We can disagree about that, and we do.  Maybe we don’t know all the ins and outs here or whatever.  Regardless, we can’t possibly disagree about how foolish and stupid Modly’s stunt was in response to his unbridled anger at seeing the videos of Crozier’s sailors cheering him as he walked the gangplank off of the ship.

He flies 8000 miles at government expense to Guam.  He boards the Theodore Roosevelt and commandeers the ship’s loudspeaker system.  In a profane fifteen-minute speech, captured on audio by some of the sailors, he rants about Crozier, calls him “stupid” and “naïve” and blisters the sailors for having supported their captain.  His arrival wasn’t announced ahead of time, but the Navy brass had solicited questions from the crew and edited them for professionalism and so forth.  He answered and addressed none of these questions in his spiel.  He didn’t tour the ship or meet with any sailors.  He left the ship after his tirade.  Reportedly, sailors were lining up to say they would not reenlist.  He seems to have jumped back on a plane and flown back to Washington.  What a fool!  Who does this?

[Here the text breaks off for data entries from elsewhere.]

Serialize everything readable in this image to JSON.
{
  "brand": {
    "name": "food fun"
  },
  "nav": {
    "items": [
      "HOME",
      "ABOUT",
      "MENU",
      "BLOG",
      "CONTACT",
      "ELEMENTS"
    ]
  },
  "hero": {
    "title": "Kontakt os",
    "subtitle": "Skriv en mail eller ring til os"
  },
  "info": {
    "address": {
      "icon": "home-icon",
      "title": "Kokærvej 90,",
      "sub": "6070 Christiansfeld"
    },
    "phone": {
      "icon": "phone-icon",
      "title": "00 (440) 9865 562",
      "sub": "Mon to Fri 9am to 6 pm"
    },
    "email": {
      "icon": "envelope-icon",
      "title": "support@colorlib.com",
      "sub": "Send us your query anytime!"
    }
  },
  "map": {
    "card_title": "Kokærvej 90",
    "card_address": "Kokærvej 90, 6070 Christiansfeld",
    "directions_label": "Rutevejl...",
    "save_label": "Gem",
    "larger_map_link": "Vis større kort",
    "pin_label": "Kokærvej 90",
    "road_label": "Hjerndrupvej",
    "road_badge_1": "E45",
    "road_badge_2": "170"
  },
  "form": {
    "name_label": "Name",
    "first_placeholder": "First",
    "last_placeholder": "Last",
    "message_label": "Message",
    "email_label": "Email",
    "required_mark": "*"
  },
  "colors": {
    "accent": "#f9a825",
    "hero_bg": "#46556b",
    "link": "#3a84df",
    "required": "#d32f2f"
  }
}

All of this is a lesson in leadership.  We can disagree on Crozier perhaps, though that’s hard for me to stomach, but there can’t be any disagreement about how absurd Modly’s actions have been in the aftermath.  What could he have hoped he was accomplishing?  Did he think he was quelling a mutiny, and if so, how might any of his actions have done anything but make the situation even worse?

“Acting” secretary of the Navy is right.  He’s acting as if he knows what he’s doing, but proving to America and the world that he needs to be sent to dry land somewhere remotely and immediately and taken as far away from any chain of command over anything as soon as possible.


Please enjoy You Can’t Rule Me by Lucinda Williams

Thanks to WAMF.